House Speaker Nancy Pelosi • President Donald Trump
By instructing former White House counsel Don McGahn not to testify before Congress, President Donald Trump is "engaged in a coverup," House Speaker Nancy Pelosi told reporters after meeting with her fellow Democrats.

Speaking after a "very positive" closed-doors meeting with House Democrats on Wednesday, Pelosi said that "it's important to follow the facts," adding: "we believe that the president of the United States is engaged in a coverup."

The meeting came one day after former White House counsel Don McGahn declined to appear before a House Judiciary Committee hearing on the findings of Special Counsel Robert Mueller's final report. The White House and President Trump insist that McGahn cannot be compelled to testify before the committee.

Although the Mueller report found that Trump did not collude with Russia in the runup to the 2016 election, and found insufficient evidence of obstruction, Judiciary Committee chair Rep. Jerry Nadler (D-New York) has pressed for the release of an unredacted version of the report, and called on McGahn, as well as former McGahn aide Annie Donaldson and former White House communications director Hope Hicks to testify.

White House Press Secretary Sarah Sanders accused Nadler and his fellow Democrats of wanting a "wasteful and unnecessary do-over" of the Mueller investigation, while Trump tweeted "the Witch Hunt continues!"

Prior to the closed-doors meeting, a number of Democrats called for President Trump's impeachment. Pelosi, however, has heard similar calls for the last two years and has remained opposed to the idea, calling it a waste of political capital and unnecessarily divisive.

Pelosi's position has not changed, nor has her hold over her party weakened. However, by stating on Wednesday that she believes Trump engaged in misconduct, the speaker could be giving the more fervent anti-Trump voices in her party a sympathetic nod.

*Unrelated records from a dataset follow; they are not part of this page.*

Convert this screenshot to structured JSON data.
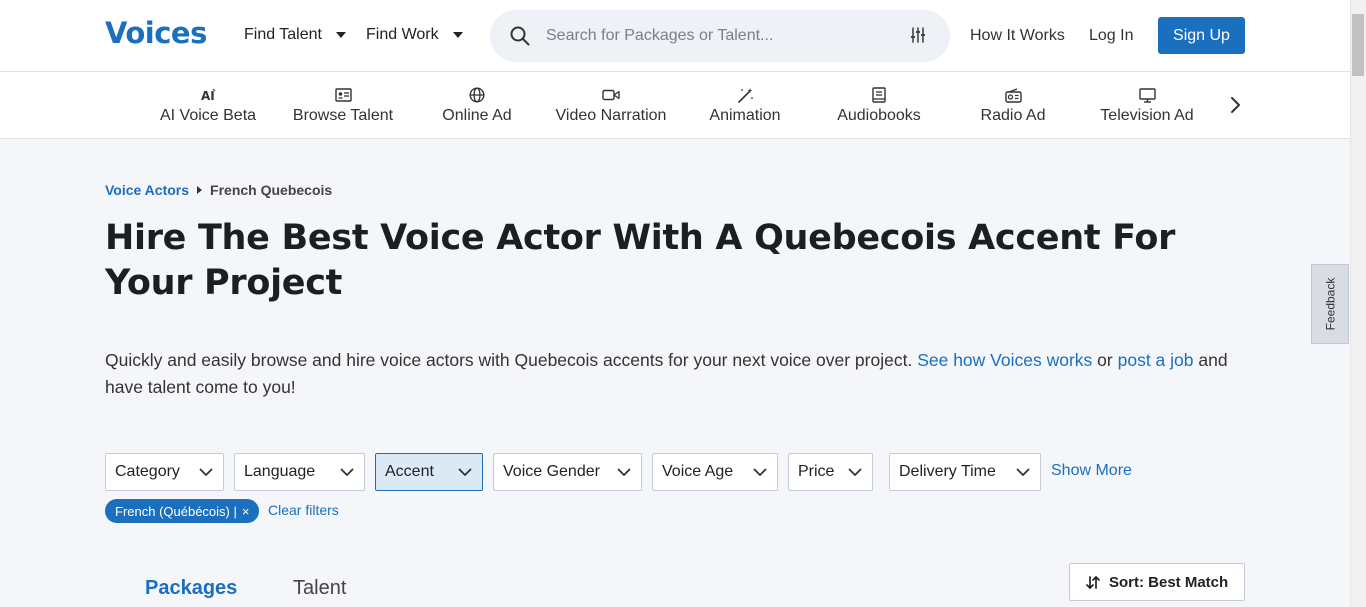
{
  "header": {
    "logo": "Voices",
    "find_talent": "Find Talent",
    "find_work": "Find Work",
    "search_placeholder": "Search for Packages or Talent...",
    "how_it_works": "How It Works",
    "log_in": "Log In",
    "sign_up": "Sign Up"
  },
  "categories": [
    {
      "label": "AI Voice Beta",
      "icon": "ai-icon"
    },
    {
      "label": "Browse Talent",
      "icon": "id-card-icon"
    },
    {
      "label": "Online Ad",
      "icon": "globe-icon"
    },
    {
      "label": "Video Narration",
      "icon": "video-camera-icon"
    },
    {
      "label": "Animation",
      "icon": "magic-wand-icon"
    },
    {
      "label": "Audiobooks",
      "icon": "book-icon"
    },
    {
      "label": "Radio Ad",
      "icon": "radio-icon"
    },
    {
      "label": "Television Ad",
      "icon": "monitor-icon"
    }
  ],
  "breadcrumb": {
    "parent": "Voice Actors",
    "current": "French Quebecois"
  },
  "title": "Hire The Best Voice Actor With A Quebecois Accent For Your Project",
  "description": {
    "text": "Quickly and easily browse and hire voice actors with Quebecois accents for your next voice over project.",
    "link1": "See how Voices works",
    "connector": "or",
    "link2": "post a job",
    "tail": "and have talent come to you!"
  },
  "filters": {
    "category": "Category",
    "language": "Language",
    "accent": "Accent",
    "voice_gender": "Voice Gender",
    "voice_age": "Voice Age",
    "price": "Price",
    "delivery_time": "Delivery Time",
    "show_more": "Show More"
  },
  "active_filter": {
    "label": "French (Québécois) |",
    "remove": "×",
    "clear": "Clear filters"
  },
  "tabs": {
    "packages": "Packages",
    "talent": "Talent"
  },
  "sort": {
    "label": "Sort: Best Match"
  },
  "feedback": "Feedback",
  "colors": {
    "brand": "#1a6fbf",
    "page_bg": "#f4f6f9",
    "active_filter_bg": "#dbe9f7"
  }
}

Pelosi is due to meet with Trump later on Wednesday to discuss the president's bipartisan, $2 trillion infrastructure plan. However, talks over the current standoff between the White House and the Democrat-controlled House of Representatives will likely be unavoidable.